━━━ Records to use

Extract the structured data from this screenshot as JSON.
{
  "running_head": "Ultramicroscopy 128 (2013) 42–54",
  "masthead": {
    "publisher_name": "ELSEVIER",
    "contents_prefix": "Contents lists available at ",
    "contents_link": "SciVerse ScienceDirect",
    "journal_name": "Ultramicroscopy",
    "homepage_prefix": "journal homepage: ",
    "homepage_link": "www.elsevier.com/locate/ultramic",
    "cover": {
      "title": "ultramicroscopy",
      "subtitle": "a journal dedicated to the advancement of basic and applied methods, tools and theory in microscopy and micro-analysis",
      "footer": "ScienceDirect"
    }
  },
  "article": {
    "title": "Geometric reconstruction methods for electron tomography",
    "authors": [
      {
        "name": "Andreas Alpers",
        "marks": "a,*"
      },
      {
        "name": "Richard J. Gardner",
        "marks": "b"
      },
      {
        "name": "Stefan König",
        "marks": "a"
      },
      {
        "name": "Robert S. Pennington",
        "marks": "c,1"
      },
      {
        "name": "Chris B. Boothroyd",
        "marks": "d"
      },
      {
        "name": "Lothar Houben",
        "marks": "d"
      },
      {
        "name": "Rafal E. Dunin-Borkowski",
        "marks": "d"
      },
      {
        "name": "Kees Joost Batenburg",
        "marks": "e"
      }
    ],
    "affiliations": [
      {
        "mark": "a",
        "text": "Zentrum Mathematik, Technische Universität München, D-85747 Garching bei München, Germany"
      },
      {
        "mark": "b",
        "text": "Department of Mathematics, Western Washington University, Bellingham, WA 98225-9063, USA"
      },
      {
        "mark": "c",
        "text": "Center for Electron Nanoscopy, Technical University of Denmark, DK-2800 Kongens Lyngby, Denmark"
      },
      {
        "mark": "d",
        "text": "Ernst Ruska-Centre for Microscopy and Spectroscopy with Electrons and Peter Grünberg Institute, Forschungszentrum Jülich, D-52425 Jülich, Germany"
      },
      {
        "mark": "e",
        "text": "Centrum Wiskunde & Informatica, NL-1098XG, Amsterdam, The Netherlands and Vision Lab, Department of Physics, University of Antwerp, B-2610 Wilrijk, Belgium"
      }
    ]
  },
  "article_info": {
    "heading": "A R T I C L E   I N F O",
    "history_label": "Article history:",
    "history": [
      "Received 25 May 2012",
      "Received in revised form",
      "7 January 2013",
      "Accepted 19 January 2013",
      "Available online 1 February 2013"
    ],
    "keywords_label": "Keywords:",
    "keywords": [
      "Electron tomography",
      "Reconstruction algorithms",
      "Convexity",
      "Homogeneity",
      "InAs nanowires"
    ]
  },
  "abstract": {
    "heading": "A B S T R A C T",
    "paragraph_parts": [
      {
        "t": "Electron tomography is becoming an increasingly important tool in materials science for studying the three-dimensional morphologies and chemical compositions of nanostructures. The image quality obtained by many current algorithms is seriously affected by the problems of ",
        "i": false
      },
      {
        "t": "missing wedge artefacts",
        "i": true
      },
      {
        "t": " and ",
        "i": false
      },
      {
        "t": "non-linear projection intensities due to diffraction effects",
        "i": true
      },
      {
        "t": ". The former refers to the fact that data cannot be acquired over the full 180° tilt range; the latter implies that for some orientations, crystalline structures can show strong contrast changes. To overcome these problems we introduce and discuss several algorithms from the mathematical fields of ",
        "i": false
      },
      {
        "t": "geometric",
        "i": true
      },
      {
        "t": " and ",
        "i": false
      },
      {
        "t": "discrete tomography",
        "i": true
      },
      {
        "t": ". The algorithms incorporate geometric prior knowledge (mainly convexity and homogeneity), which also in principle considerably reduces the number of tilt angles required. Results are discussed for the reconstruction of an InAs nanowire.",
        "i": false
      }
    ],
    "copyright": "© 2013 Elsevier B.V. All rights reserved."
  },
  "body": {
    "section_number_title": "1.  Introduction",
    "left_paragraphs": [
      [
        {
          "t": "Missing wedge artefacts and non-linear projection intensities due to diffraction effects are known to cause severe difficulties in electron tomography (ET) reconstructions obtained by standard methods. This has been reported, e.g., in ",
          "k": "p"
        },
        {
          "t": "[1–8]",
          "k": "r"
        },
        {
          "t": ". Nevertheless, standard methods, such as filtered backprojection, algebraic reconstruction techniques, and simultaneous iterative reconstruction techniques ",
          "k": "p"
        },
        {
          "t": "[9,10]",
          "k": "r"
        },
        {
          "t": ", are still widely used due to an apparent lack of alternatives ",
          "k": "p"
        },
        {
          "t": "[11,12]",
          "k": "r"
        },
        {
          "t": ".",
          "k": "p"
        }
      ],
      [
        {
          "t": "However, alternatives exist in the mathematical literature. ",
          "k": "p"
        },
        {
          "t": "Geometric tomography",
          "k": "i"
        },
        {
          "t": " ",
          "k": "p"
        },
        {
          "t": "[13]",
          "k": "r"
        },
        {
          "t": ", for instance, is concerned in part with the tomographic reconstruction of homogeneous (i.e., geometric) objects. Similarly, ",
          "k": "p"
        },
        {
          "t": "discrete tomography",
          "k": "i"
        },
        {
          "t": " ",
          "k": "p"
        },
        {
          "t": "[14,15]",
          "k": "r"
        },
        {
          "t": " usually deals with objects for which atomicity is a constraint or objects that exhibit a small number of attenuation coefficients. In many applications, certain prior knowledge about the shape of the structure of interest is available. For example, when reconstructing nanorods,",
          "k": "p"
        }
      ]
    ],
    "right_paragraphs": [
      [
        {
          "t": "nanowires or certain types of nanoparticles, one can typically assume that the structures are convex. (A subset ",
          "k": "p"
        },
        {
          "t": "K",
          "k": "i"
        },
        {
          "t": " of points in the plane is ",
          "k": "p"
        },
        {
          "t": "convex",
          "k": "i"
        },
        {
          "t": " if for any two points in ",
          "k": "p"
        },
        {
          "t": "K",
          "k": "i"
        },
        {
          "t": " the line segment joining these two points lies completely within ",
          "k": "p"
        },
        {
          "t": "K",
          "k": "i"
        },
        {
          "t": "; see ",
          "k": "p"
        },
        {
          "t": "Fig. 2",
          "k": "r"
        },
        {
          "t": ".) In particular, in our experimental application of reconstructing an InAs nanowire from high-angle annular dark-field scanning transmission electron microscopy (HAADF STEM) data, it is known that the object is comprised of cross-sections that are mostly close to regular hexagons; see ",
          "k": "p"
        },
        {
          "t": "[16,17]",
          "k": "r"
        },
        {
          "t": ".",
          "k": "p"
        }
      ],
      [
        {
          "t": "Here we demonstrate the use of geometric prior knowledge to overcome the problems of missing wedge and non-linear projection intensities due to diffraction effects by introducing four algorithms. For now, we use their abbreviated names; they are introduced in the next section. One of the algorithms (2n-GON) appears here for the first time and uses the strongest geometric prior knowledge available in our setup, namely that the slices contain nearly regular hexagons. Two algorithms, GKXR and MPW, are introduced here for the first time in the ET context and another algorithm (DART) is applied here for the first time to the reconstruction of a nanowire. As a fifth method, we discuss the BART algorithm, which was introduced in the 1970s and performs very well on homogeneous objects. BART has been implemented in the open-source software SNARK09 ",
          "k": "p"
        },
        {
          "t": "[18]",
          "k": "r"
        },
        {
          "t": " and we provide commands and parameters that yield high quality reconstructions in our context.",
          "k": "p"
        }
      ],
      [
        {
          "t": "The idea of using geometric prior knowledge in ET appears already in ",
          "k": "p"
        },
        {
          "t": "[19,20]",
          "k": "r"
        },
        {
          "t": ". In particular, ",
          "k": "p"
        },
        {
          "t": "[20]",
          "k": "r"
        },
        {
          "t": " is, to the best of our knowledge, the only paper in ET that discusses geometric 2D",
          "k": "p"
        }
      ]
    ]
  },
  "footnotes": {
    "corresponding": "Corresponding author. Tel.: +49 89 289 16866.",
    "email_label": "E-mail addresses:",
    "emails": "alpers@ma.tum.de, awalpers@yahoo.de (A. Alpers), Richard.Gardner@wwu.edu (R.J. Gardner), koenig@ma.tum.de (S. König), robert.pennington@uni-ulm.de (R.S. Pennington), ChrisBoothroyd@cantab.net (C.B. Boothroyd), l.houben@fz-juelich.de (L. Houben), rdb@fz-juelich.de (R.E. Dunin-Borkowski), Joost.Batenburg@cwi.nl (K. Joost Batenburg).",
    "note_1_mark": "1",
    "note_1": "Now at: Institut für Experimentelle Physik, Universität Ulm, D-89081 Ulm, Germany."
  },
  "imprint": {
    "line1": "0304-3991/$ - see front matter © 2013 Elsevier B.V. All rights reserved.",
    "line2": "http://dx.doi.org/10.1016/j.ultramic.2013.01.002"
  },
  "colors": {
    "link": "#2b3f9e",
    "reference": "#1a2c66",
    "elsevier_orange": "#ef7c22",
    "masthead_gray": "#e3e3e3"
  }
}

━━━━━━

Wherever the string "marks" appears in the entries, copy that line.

_Response_:
        "marks": "a,*"
        "marks": "b"
        "marks": "a"
        "marks": "c,1"
        "marks": "d"
        "marks": "d"
        "marks": "d"
        "marks": "e"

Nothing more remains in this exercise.